It was at this point that I went to England – I had won a scholarship to the Royal College of Art in London. It was 1997 and I had bought my first ‘serious’ camera. I remember I stepped into the painting department, smelt the oil paint and said, "That’s it, I’m not going to be painting here". I felt I needed to begin at the beginning and at the same time to hide from the world most of the time. So the darkroom there became a good space for me.
Prior to coming to Royal College of Art, I had become increasingly aware of the materiality of my own body vis-à-vis my practice, and the need to invest this in the work. As a natural extension of this, I began photographing myself. Soon after I moved on to video. The elements of time and duration felt important and video was a more ready medium to explore those things. However, it took me three or four years to feel comfortable with it.
I have performed in different ways and in many places, sometimes with a camera and sometimes without, but the point has rarely been to frame it as a performance or invite an audience to see something.
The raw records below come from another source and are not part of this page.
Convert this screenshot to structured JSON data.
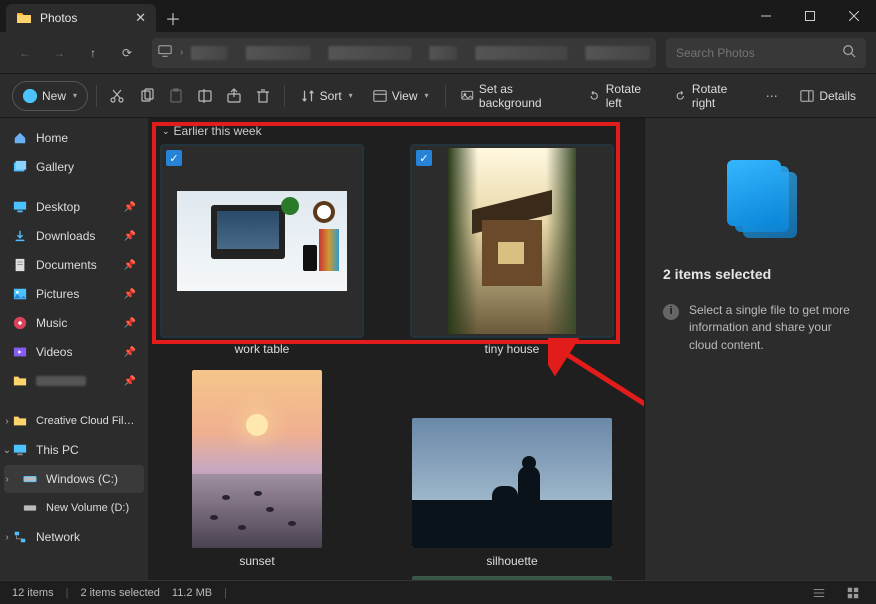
{
  "titlebar": {
    "tab_title": "Photos"
  },
  "search": {
    "placeholder": "Search Photos"
  },
  "toolbar": {
    "new": "New",
    "sort": "Sort",
    "view": "View",
    "bg": "Set as background",
    "rotl": "Rotate left",
    "rotr": "Rotate right",
    "details": "Details"
  },
  "sidebar": {
    "home": "Home",
    "gallery": "Gallery",
    "desktop": "Desktop",
    "downloads": "Downloads",
    "documents": "Documents",
    "pictures": "Pictures",
    "music": "Music",
    "videos": "Videos",
    "ccf": "Creative Cloud Fil…",
    "thispc": "This PC",
    "winc": "Windows (C:)",
    "newvol": "New Volume (D:)",
    "network": "Network"
  },
  "content": {
    "group": "Earlier this week",
    "items": [
      {
        "caption": "work table"
      },
      {
        "caption": "tiny house"
      },
      {
        "caption": "sunset"
      },
      {
        "caption": "silhouette"
      }
    ]
  },
  "details": {
    "title": "2 items selected",
    "info": "Select a single file to get more information and share your cloud content."
  },
  "status": {
    "count": "12 items",
    "sel": "2 items selected",
    "size": "11.2 MB"
  }
}
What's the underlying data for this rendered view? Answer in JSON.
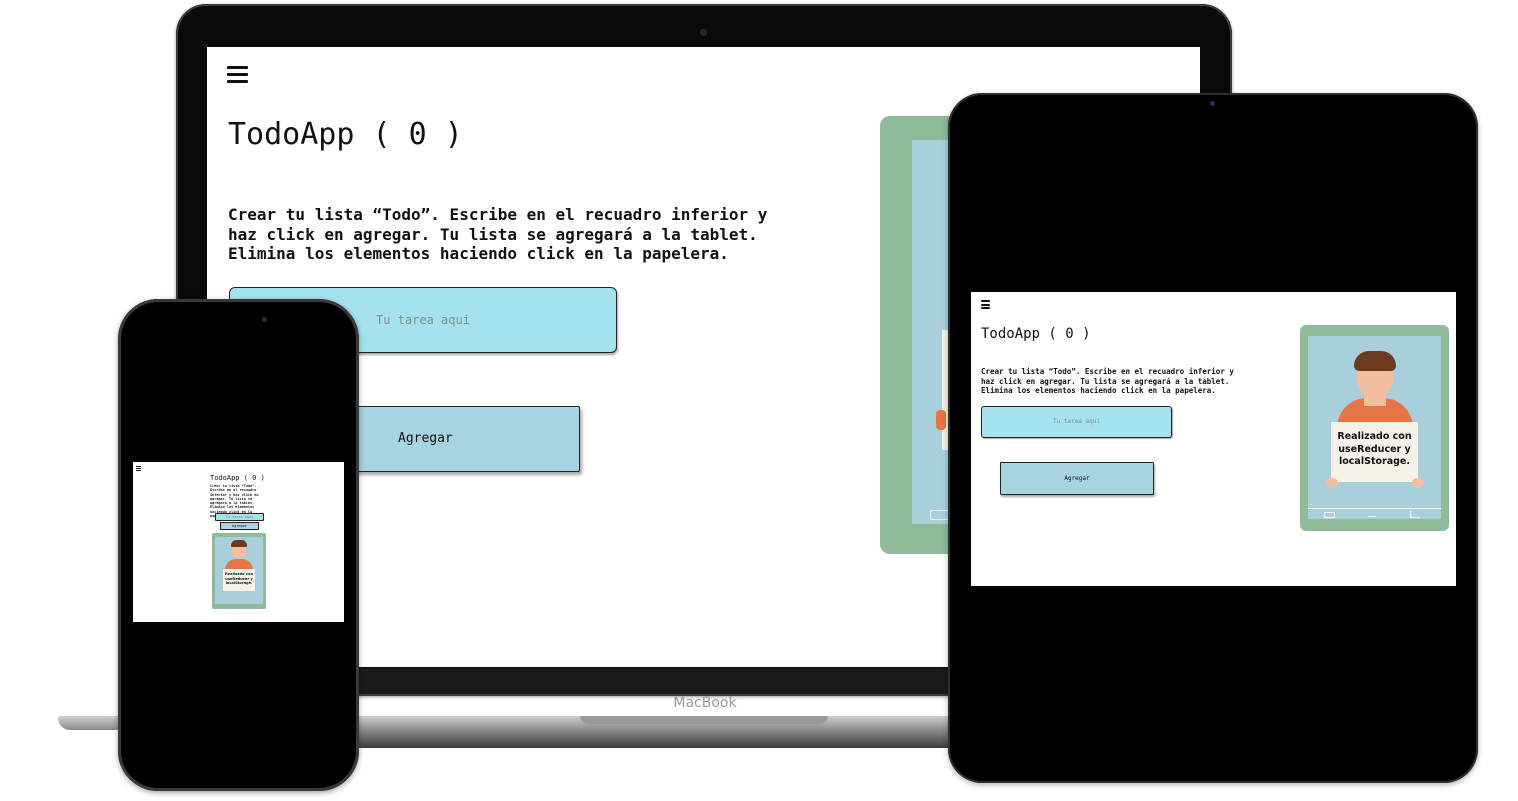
{
  "app": {
    "title": "TodoApp ( 0 )",
    "description": "Crear tu lista “Todo”. Escribe en el recuadro inferior y haz click en agregar. Tu lista se agregará a la tablet. Elimina los elementos haciendo click en la papelera.",
    "input_placeholder": "Tu tarea aqui",
    "add_button": "Agregar",
    "menu_icon": "hamburger-menu-icon"
  },
  "laptop": {
    "brand": "MacBook"
  },
  "illustration": {
    "sign_lines": [
      "Realizado con",
      "useReducer y",
      "localStorage."
    ],
    "colors": {
      "frame": "#8fbb9b",
      "screen": "#a9cfdd",
      "sweater": "#e57546",
      "hair": "#6b3a1f",
      "skin": "#f2c0a0"
    }
  },
  "colors": {
    "input_bg": "#a6e2ee",
    "button_bg": "#a8d3e1",
    "text": "#111111",
    "device_black": "#000000"
  }
}
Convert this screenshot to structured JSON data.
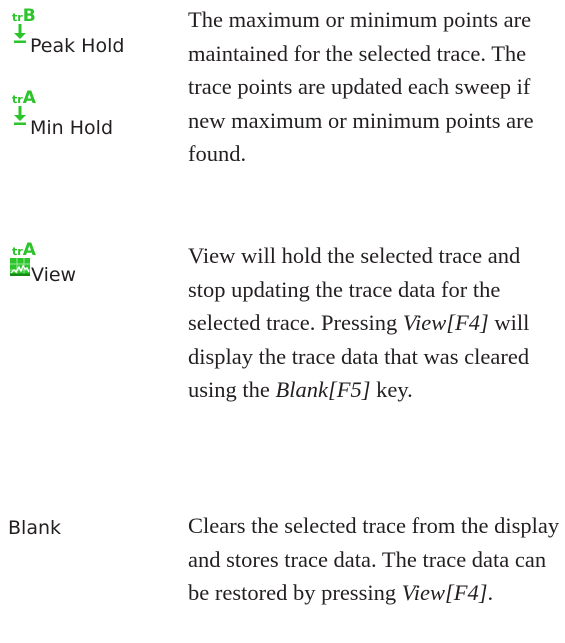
{
  "rows": [
    {
      "labels": [
        {
          "tag_prefix": "tr",
          "tag_letter": "B",
          "text": "Peak Hold"
        },
        {
          "tag_prefix": "tr",
          "tag_letter": "A",
          "text": "Min Hold"
        }
      ],
      "description": "The maximum or minimum points are maintained for the selected trace. The trace points are updated each sweep if new maximum or minimum points are found."
    },
    {
      "label": {
        "tag_prefix": "tr",
        "tag_letter": "A",
        "text": "View"
      },
      "description": {
        "part1": "View will hold the selected trace and stop updating the trace data for the selected trace. Pressing ",
        "em1": "View[F4]",
        "part2": " will display the trace data that was cleared using the ",
        "em2": "Blank[F5]",
        "part3": " key."
      }
    },
    {
      "label": {
        "text": "Blank"
      },
      "description": {
        "part1": "Clears the selected trace from the display and stores trace data. The trace data can be restored by pressing ",
        "em1": "View[F4]",
        "part2": "."
      }
    }
  ],
  "colors": {
    "icon_green": "#2bc42b",
    "text": "#231f20"
  }
}
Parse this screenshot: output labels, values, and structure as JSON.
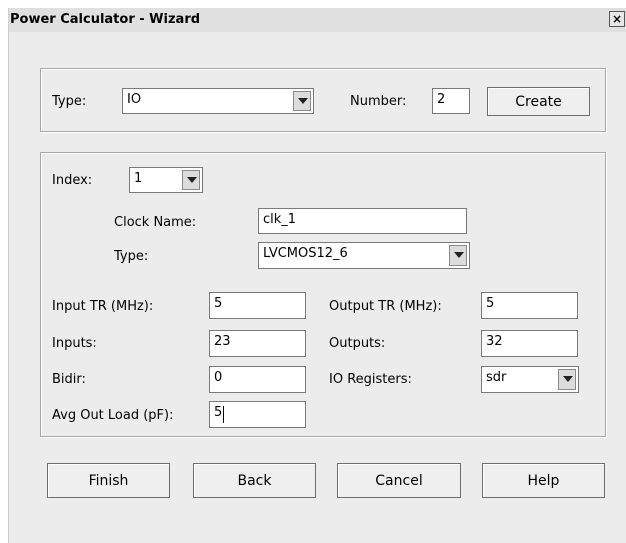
{
  "window": {
    "title": "Power Calculator - Wizard",
    "close_glyph": "×"
  },
  "top_panel": {
    "type_label": "Type:",
    "type_value": "IO",
    "number_label": "Number:",
    "number_value": "2",
    "create_button": "Create"
  },
  "detail_panel": {
    "index_label": "Index:",
    "index_value": "1",
    "clock_name_label": "Clock Name:",
    "clock_name_value": "clk_1",
    "type_label": "Type:",
    "type_value": "LVCMOS12_6",
    "input_tr_label": "Input TR (MHz):",
    "input_tr_value": "5",
    "output_tr_label": "Output TR (MHz):",
    "output_tr_value": "5",
    "inputs_label": "Inputs:",
    "inputs_value": "23",
    "outputs_label": "Outputs:",
    "outputs_value": "32",
    "bidir_label": "Bidir:",
    "bidir_value": "0",
    "io_registers_label": "IO Registers:",
    "io_registers_value": "sdr",
    "avg_out_load_label": "Avg Out Load (pF):",
    "avg_out_load_value": "5"
  },
  "buttons": {
    "finish": "Finish",
    "back": "Back",
    "cancel": "Cancel",
    "help": "Help"
  }
}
To an extent I was, investigating the audience which became a part of what the camera was picking up. I feel equally involved with several ways of making art and prefer to resist labels.
I made Bird while I was still at the Royal College of Art in London, pursuing my Master’s degree between 1997 and 1999. The implications of being there were significant. My context, and its coordinates were changing rapidly, I had moved from Delhi to London and in my work, I had traversed paths from painting to making traces and marks, to an interim period of photography and then to the moving image. The first set of moving image works were very much to do with phenomenology and one’s body as a site of experience. At the time I was thinking about the enclosing nature of self-image and one’s need to strive for corporeal eloquence. Bird is essentially about being a body and is primarily about an encounter with failed flight.
If you ask me how I perceive cutting edge art, I will go with the straightforward meaning: State of the art, the highest level of development as of a device, technique, scientific field; the position of greatest advancement or importance; the forefront. I suppose I do cutting edge art [during the moment when I am feeling bright and optimistic and sparkling, which, mind you, is not all the time] and too much software does not turn me on [pun intended].
As you mentioned, I had done ‘sonic’ art and it was one of the first in this field. In the year 2000, Wailing Well seemed a stand-alone work, as there were not any other projects at the time that dealt with sound and sonic properties. Perhaps because of the context and manner in which it was installed and the emotional impulse it carried, Wailing Well is very well remembered by those who experienced it even today, eleven years later. And yet, ironically, it did not become a ‘curator’s pick’ work, nor has it been commissioned or collected by ‘cutting edge’ collectors.
Even today, I do not have any idea whether there are too many cutting edge collectors. Collecting in India still remains at a very nascent stage. Museums have a very long way to go, as we all know.